It is a privilege to observe and document a globally threatened species at one’s doorstep, especially a bird as beautiful as the Green Avadavat. Often, how birds are named raises questions, as they tend to do injustice to the species. But there is little cause for doubt with the Green Avadavat or Green Munia. Its binomial name is Amandava formosa. ‘Formosa’, meaning beautiful or beautifully formed, is a perfect descriptor for the bird.
Mount Abu, a hill station located in the southern Aravallis (among the oldest mountain ranges in the world), is a stronghold of the species, especially the northern areas of Mount Abu Wildlife Sanctuary. These spectacularly coloured little birds are easily located by their calls and can be seen foraging on the ground near farmlands, perched on Lantana and Indian coral tree branches or hopping about the shrubbery near rocky outcrops and boulders. For birders wishing to tick the species off their checklist, Mount Abu remains the most reliable place to spot them. More recently, few populations have been seen in other areas within the southern Aravallis and a few fragmented areas of Central India and the Eastern Ghats.
Among the 180-odd species of birds found at the higher altitudes of Mount Abu Wildlife Sanctuary, Green Avadavats are the most prized by birders and photographers. Sadly, these songbirds with attractive olive-green plumage and prominent zebra-barred flanks are much sought-after in the unlawful bird trade. Consequently, Green Avadavats have a declining population trend within their extremely restricted range. Although classified as Vulnerable on the IUCN Red List of Threatened Species, the illegal trade of these birds continues to flourish since they are found in flocks, making their capture easier and illegal trade more lucrative. During my visit to illegal bird markets in early 2022, I found the species still being traded unlawfully. According to the State of India’s Birds Report 2020, the Green Avadavat is 'a species of high concern’ that is ‘severely threatened’, ‘neglected’ and ‘dangerously low abundant’.

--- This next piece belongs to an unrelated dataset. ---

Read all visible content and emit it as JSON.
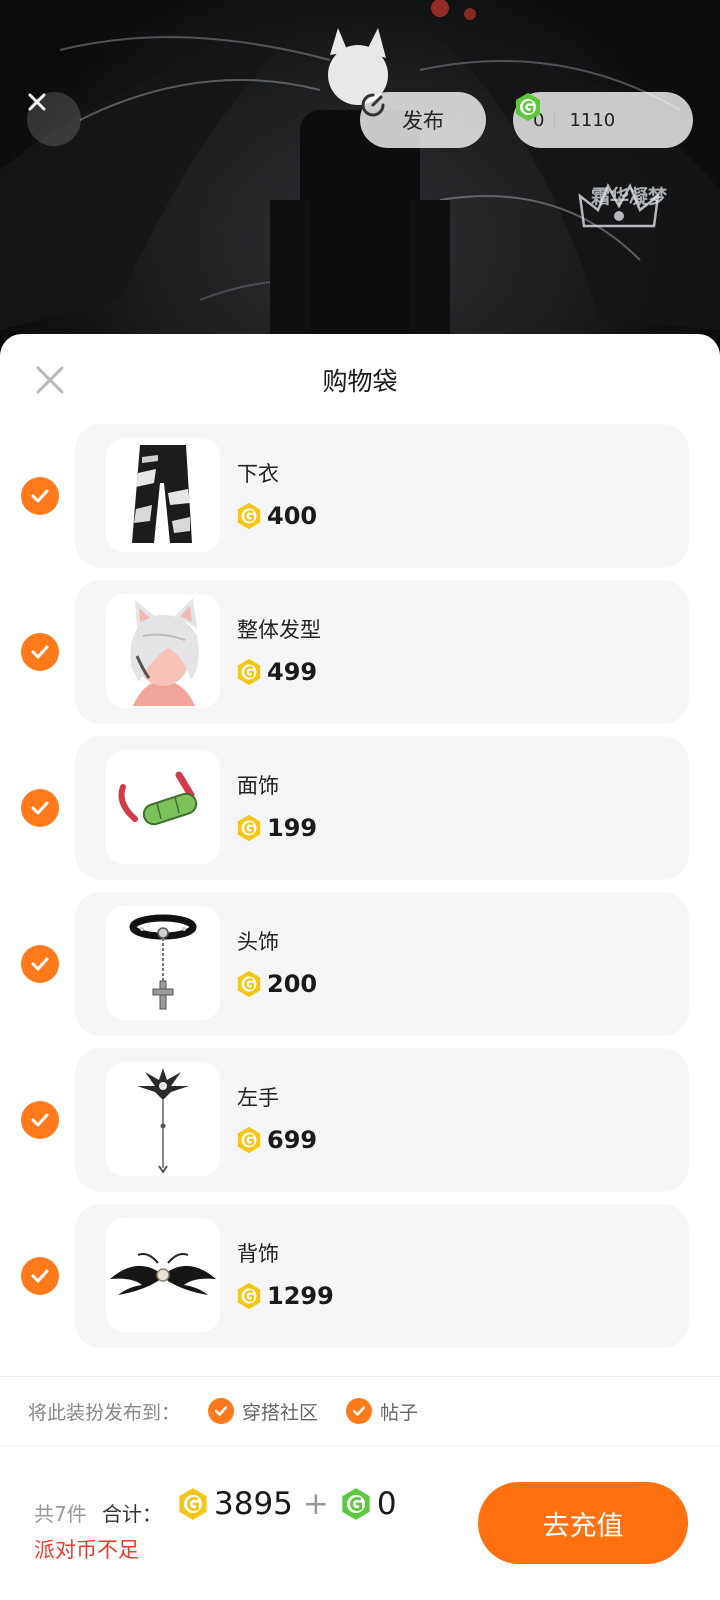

Other members of the Estrildidae family found at Mount Abu Wildlife Sanctuary are the Indian Silverbill (White-throated Munia) and Scaly-breasted Munia (Spotted Munia). The more commonly found Red Avadavat has been erroneously reported in some studies and records from Mount Abu. Despite having a large range, spanning much of South Asia, it is not found in the region. Similarly, reports of the Tricoloured Munia (Black-headed Munia) have been incorrectly reported from the local area in previous studies.
Mount Abu boasts a rich floral diversity with subtropical thorn forests at its foothills and bamboo and semi-evergreen forests along waterways and valleys at higher altitudes. Due to the presence of a wide range of habitats within a relatively small area in an otherwise dry region, Mount Abu harbours a rich and unique faunal and avifaunal diversity. These dry forests transform into a lush green landscape at the onset of the monsoon.

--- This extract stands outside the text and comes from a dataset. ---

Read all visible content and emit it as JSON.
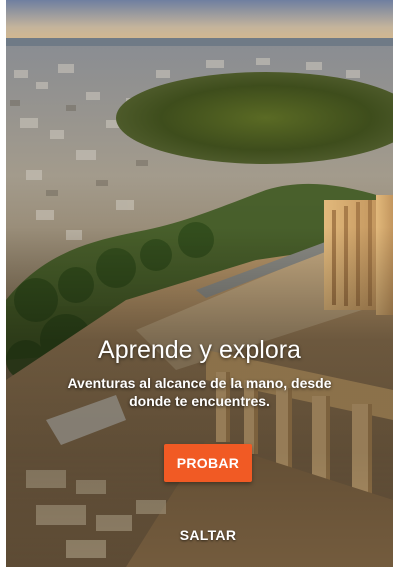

Apart from the obvious threat from trappers, habitat fragmentation and loss, the annual arson of the forests of Mount Abu by intentionally setting wildfires during spring and the dry summer months has become a serious concern. Over the past decade, the frequency and intensity of fires have raised alarms.
The hillsides of Mount Abu are experiencing ‘severe environmental degradation’, reported a 2017 study. The consequences of unmanaged tourism and unchecked development have resulted in serious environmental harm across the declared eco-sensitive zone. Relatively untouched habitats are being altered by increasing traffic, encroachment, deforestation and unmanaged wildfires. Added to this is the threat of indiscriminate use of pesticides and chemical fertilisers on local farms.

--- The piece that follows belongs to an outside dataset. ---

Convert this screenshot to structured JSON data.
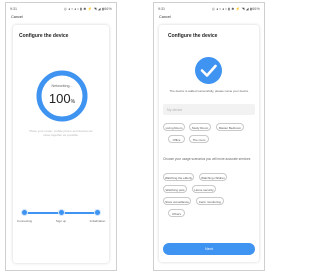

A greater degree of awareness, vigilance to curb environmental violations, and consistent enforcement of laws and measures to protect the habitat is required to safeguard the resident Green Avadavat population. A long-term monitoring project is being undertaken since there is a pressing need to identify local populations through surveys.
A birdwatcher recently asked me whether I ever become tired of observing and photographing the Green Avadavat. Living side-by-side and watching the same birds every day, the charm and novelty can wear off quickly. For me, this is a privilege that I don’t take for granted. It may take another nine lives of spying on the avadavat to satisfy my obsession with them!
This piece is an edited version of an article which first appeared in Resurgence & Ecologist Magazine and BirdWatching Magazine.